» **The task**
Copy out each line containing "photo" from the entries below.

» **Data provided**
────
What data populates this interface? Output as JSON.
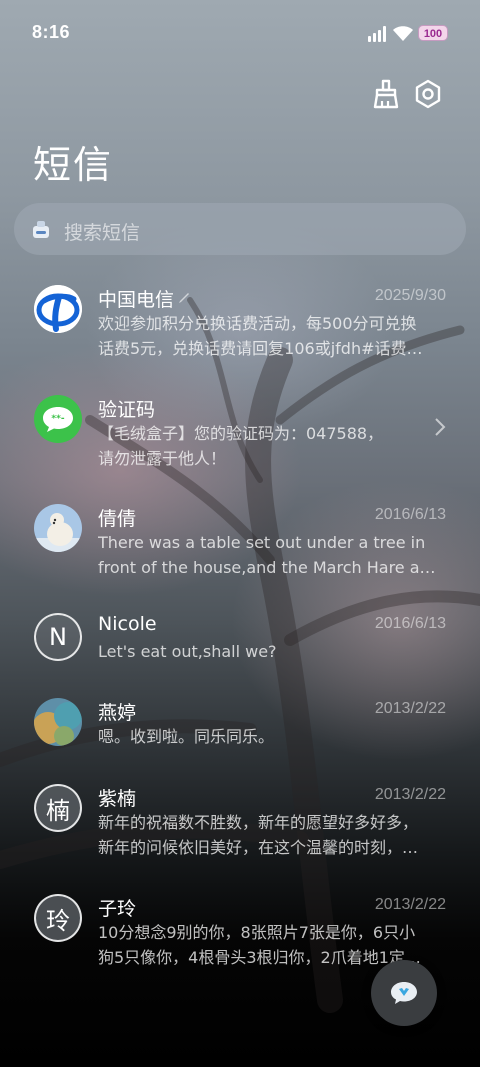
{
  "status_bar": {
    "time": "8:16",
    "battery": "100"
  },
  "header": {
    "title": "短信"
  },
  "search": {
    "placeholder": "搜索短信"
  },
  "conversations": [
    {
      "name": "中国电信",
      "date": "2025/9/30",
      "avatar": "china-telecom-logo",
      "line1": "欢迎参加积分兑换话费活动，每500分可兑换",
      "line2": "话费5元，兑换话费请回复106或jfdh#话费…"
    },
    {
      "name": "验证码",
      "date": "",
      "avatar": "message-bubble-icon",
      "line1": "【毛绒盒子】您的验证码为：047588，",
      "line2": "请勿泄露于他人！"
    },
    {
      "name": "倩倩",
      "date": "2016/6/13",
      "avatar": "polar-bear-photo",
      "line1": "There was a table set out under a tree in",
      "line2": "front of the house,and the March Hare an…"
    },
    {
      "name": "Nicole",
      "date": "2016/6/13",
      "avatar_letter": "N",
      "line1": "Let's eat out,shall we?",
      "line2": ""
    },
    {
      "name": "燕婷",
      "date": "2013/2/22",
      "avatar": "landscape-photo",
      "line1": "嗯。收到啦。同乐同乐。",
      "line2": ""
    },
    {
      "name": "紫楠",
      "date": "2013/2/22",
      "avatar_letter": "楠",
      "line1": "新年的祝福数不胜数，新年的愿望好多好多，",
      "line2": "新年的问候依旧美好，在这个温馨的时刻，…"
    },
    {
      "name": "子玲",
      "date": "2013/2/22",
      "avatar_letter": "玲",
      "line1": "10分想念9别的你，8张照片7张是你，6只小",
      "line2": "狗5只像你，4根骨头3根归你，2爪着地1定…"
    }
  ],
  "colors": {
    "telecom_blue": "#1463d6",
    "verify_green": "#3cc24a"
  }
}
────
» **Finished task**
      "avatar": "polar-bear-photo",
      "avatar": "landscape-photo",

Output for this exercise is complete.